People still read books. Today, as I passed many students, eyes glued to their electronic screens, one student caught my eye. He was leaning on the table, in front of a paperback book. His forearms were pressed against the spread, helping to keep the book open, but also serving as a place to rest his chin. The reader was completely engrossed. He looked comfortable. He looked uninterrupted.
Some reading positions are more comfortable than others. All are subject to change, all designed to keep the reader reading. No. Wait. It is the book that is designed to keep the reader reading.

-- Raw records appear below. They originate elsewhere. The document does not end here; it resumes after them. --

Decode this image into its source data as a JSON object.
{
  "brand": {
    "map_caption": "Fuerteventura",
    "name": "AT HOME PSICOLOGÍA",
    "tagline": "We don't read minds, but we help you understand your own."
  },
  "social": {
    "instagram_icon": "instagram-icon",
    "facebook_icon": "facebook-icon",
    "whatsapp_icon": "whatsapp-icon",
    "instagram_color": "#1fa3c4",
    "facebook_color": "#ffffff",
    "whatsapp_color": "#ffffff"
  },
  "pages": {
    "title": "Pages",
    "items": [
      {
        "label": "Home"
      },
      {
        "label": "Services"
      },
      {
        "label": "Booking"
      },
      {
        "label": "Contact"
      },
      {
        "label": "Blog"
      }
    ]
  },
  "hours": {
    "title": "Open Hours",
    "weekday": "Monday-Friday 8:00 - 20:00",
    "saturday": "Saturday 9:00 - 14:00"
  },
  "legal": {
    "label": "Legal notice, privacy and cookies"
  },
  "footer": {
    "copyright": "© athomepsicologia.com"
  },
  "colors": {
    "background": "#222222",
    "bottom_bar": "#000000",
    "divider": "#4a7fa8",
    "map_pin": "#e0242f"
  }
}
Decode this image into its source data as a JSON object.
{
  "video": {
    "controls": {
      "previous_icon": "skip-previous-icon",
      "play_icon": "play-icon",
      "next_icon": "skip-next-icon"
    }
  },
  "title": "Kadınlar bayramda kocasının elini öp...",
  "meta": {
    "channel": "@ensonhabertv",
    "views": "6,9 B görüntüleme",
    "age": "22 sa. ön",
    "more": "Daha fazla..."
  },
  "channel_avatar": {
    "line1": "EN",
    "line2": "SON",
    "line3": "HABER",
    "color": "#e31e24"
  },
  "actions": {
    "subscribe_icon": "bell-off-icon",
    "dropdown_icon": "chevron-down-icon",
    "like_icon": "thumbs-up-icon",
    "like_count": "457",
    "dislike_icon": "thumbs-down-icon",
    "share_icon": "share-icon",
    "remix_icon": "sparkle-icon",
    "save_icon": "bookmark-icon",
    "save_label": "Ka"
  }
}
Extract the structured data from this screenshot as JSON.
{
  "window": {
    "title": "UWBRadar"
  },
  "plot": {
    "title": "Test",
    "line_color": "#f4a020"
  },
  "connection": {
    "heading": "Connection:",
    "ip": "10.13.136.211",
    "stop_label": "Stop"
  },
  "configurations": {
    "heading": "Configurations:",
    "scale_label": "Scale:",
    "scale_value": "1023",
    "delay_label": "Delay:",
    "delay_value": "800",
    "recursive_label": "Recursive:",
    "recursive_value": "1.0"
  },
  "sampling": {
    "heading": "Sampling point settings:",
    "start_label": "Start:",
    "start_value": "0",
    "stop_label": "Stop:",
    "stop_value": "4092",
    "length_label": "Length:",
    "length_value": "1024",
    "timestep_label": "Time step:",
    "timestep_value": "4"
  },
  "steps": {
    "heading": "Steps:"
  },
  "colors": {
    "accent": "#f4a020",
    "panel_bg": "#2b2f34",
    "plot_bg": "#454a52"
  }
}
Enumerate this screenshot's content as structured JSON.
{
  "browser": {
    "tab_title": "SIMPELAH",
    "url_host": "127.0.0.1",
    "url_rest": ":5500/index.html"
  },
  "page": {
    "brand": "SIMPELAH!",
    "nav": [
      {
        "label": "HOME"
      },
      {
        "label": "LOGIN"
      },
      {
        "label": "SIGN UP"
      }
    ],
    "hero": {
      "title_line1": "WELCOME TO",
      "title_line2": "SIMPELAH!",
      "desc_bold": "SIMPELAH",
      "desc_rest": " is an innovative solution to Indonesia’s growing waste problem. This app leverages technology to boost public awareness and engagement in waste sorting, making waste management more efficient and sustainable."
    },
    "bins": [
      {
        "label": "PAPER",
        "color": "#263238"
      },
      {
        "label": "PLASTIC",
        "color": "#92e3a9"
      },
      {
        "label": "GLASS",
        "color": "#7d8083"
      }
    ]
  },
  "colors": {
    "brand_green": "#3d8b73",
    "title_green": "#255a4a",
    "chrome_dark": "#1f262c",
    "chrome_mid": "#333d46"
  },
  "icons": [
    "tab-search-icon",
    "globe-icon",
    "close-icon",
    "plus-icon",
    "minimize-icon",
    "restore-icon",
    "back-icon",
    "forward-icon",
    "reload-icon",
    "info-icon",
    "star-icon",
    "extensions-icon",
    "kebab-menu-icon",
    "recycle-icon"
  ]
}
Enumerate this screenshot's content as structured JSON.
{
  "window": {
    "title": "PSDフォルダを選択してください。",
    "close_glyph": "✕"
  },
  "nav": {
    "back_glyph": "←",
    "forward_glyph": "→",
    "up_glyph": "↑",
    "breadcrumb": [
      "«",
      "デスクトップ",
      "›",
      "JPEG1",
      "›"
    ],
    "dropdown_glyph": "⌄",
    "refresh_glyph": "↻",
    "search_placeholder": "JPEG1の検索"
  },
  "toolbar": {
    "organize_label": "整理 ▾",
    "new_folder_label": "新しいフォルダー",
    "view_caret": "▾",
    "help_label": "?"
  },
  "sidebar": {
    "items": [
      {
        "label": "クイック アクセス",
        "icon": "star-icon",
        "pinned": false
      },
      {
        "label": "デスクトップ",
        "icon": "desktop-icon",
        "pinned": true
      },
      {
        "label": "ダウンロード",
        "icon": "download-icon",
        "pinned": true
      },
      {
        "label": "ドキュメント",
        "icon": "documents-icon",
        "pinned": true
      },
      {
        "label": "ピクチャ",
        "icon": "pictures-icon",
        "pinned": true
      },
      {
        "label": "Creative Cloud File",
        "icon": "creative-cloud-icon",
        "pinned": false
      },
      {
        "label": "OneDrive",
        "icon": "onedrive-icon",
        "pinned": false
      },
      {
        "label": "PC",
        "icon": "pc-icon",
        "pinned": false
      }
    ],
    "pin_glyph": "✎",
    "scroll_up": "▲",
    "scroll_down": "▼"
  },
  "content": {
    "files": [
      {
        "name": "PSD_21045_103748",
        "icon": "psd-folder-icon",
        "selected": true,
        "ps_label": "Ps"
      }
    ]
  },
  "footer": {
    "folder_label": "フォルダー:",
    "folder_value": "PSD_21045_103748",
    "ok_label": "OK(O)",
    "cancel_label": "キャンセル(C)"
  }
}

It is this aspect of bookness that I addressed in my choices for Cornucopia V: Is this designed to read? Each one of the books I chose seemed to maintain an eminent hands (or forearms) –on readability while offering up new, or at least unusual ways, of physically, actively engaging with their readability. For me, reading matters. Even when there is no text.
There was no magic format, no one material, no single text that made the difference. As a reader, albeit distant, I followed the rule of subjectivity.
Purity – mathematicians would call this mathematics – is divine. Subjectivity is for the rest of us: discursive, disruptive, sometimes dismissive – it takes into consideration (or not) time, place, interruption, return from interruption, background music, background noise, no noise.
The question becomes, what makes for a more or less subjective audit – the virtual or the real?
The messages in these books are sent through their total physicality. It is in the manipulation of that physicality that we discover the guts of the messages and how these messages are told. We manipulate the messages past multiple variations on the accordion fold or the codex in a drum-leaf binding, paper covers, wooden boards, metal, cloth, or leather.
The messages manipulate us through historical techniques or last year’s techniques – from letterpress printed to 3D printed; from calligraphy to stitchery. Each of the entries had one or more of these elements. I had to choose. But the choices could only have been subjective. And the choice might have been different, had I had the book in hand. Or not.
This is not math. Which places, perhaps, the divine in the maker’s hand. The works I chose for Artists’ Book Cornucopia V move from concept to construction, from maker to reader with a fluidity that makes subjectivity seem almost divine. Luise Poulton